▶ _Exercise material_:
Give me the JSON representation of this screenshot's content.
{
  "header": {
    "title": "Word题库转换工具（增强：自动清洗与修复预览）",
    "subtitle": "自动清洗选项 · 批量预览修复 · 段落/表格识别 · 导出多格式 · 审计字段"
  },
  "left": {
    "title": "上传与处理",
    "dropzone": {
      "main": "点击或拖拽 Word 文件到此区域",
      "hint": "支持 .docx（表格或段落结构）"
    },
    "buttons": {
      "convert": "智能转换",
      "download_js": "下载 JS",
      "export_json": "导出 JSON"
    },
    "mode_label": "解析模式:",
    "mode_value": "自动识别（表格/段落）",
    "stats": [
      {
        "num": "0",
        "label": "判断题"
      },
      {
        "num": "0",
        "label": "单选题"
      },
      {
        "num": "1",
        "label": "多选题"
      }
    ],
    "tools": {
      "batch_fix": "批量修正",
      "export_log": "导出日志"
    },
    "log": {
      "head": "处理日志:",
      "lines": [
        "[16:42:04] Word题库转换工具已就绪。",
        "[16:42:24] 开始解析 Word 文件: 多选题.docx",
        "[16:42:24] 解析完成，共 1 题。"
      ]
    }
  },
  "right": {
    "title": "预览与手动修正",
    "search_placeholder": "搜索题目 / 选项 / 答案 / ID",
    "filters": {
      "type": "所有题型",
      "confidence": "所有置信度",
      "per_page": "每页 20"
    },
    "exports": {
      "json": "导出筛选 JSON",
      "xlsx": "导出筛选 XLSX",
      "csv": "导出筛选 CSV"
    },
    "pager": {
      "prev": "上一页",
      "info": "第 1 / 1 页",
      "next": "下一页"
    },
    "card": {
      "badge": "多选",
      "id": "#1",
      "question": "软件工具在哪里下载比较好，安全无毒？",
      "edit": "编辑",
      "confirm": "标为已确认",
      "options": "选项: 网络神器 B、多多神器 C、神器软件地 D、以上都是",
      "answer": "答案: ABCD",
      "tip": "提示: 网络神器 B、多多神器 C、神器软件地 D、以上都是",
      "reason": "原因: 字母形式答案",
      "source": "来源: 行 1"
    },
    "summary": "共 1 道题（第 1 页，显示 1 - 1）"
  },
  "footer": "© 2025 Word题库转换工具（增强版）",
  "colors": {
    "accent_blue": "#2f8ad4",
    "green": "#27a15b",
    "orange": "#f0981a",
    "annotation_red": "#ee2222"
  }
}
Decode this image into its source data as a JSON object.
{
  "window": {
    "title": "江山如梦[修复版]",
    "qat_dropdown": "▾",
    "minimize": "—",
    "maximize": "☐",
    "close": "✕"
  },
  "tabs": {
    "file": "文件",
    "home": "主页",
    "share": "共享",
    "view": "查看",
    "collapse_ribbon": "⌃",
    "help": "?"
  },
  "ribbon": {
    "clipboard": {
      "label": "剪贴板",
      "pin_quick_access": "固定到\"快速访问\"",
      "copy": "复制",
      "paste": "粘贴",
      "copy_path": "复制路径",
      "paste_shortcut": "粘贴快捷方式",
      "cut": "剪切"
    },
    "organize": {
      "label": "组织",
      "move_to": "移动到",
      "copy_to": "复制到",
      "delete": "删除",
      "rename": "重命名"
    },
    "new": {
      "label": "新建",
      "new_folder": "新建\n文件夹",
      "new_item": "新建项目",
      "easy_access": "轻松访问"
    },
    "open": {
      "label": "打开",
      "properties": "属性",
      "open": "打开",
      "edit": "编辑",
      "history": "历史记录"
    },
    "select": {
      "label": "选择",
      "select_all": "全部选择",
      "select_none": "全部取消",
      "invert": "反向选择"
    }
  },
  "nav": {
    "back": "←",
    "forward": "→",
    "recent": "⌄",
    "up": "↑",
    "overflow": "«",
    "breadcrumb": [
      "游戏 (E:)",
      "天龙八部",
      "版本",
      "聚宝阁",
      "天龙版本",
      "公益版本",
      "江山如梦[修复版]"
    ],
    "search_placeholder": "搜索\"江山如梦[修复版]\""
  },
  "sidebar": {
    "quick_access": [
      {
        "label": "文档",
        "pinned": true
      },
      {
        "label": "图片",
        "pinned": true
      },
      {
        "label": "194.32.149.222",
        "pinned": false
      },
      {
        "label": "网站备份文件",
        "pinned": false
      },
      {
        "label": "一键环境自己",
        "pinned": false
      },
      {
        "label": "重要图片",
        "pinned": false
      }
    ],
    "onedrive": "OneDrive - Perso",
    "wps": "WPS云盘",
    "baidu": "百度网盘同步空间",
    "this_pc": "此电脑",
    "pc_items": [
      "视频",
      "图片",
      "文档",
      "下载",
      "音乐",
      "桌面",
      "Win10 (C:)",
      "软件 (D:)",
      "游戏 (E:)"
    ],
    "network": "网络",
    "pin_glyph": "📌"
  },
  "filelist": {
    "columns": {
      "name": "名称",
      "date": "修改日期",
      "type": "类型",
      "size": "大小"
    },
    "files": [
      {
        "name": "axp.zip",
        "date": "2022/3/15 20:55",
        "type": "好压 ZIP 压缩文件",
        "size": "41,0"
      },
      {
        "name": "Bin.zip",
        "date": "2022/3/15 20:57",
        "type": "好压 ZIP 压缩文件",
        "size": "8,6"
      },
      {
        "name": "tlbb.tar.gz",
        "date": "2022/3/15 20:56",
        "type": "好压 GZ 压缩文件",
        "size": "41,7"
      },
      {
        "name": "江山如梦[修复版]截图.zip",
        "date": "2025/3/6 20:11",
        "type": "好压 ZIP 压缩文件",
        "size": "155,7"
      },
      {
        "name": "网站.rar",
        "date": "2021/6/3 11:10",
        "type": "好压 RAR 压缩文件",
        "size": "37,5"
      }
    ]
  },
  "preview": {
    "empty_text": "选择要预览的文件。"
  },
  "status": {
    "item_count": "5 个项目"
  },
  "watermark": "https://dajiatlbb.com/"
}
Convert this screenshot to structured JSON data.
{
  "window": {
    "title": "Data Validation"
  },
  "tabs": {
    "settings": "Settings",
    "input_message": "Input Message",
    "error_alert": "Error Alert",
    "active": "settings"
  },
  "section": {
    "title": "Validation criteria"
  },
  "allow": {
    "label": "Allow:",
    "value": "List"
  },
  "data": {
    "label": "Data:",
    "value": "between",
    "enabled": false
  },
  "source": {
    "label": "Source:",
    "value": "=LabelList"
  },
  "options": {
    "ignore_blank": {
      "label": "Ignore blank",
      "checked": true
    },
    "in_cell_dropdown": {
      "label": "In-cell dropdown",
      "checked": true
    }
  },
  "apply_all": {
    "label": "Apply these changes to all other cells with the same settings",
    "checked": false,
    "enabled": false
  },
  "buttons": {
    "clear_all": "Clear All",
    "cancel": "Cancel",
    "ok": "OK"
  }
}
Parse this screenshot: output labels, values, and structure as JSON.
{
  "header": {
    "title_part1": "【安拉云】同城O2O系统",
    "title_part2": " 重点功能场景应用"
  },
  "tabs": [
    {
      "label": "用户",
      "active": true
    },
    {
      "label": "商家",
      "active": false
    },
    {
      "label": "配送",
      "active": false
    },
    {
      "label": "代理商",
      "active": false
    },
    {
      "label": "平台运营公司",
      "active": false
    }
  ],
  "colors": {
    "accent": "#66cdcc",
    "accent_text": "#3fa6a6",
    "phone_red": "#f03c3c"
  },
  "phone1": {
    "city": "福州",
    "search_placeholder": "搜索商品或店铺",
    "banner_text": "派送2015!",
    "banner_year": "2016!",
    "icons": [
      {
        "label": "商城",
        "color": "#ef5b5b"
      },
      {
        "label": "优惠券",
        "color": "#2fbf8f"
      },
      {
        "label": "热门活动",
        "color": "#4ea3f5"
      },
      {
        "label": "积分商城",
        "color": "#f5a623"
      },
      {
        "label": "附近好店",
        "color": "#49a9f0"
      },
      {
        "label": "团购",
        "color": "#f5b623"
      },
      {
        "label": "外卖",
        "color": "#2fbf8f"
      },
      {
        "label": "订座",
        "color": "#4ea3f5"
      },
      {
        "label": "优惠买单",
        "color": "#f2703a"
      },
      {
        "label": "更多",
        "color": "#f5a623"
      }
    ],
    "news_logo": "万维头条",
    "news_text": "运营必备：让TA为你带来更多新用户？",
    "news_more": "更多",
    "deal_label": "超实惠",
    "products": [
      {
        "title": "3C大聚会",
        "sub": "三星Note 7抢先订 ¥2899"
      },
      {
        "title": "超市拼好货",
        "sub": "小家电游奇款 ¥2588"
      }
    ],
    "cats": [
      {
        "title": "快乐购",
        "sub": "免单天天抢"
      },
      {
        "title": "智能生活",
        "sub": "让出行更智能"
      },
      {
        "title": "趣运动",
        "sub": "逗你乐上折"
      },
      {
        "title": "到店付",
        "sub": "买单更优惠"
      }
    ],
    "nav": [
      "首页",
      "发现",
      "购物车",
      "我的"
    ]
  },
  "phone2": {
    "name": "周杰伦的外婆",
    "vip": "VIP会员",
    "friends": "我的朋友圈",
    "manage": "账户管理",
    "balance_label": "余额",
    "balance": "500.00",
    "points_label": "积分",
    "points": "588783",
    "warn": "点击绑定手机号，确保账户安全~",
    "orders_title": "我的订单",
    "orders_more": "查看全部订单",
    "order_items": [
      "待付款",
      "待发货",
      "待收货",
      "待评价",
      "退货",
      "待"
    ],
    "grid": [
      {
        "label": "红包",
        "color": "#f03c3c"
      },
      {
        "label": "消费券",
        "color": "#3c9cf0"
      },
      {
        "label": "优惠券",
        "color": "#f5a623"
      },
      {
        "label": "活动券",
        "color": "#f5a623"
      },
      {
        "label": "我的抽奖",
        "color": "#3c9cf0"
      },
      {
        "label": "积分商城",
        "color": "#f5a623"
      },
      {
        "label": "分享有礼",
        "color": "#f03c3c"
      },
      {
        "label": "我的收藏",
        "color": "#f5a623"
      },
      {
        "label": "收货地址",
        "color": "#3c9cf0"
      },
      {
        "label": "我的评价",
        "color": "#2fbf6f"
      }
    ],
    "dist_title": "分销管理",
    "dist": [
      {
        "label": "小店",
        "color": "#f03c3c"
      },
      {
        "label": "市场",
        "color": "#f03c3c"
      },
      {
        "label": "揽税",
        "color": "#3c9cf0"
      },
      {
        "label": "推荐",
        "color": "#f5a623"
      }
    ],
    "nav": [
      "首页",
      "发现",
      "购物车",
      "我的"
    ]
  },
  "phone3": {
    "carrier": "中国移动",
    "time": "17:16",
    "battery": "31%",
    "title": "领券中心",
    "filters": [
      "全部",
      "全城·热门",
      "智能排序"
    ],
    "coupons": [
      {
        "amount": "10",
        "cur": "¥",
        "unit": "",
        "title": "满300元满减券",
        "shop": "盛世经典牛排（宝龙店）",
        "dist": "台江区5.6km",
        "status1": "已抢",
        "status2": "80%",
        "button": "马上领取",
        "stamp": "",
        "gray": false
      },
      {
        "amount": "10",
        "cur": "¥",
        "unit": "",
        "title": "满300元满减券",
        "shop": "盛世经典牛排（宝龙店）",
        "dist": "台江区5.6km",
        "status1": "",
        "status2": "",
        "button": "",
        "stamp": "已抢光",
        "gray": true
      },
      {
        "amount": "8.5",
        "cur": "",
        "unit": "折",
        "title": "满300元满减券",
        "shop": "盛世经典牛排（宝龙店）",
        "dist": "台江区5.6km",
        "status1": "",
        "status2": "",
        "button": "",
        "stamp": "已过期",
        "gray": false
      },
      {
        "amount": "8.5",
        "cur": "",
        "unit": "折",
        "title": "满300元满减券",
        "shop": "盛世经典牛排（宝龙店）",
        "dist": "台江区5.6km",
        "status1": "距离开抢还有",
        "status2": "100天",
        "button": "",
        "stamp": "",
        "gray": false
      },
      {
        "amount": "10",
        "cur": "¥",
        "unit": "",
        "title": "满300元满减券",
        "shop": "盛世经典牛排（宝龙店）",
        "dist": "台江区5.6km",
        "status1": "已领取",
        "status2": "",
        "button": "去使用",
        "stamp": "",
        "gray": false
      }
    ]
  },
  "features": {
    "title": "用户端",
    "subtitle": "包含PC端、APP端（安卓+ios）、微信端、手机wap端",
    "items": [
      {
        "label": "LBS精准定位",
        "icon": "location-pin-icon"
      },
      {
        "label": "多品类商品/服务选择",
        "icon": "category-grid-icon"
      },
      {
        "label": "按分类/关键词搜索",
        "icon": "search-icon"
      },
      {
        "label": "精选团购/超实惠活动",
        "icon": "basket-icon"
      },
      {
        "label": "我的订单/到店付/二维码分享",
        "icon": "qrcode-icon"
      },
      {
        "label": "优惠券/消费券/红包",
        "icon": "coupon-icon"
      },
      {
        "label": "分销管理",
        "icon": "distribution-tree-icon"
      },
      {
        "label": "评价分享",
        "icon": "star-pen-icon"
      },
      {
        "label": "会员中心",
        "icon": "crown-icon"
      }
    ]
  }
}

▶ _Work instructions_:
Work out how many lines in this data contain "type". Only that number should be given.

▶ _Result for this exercise_:
7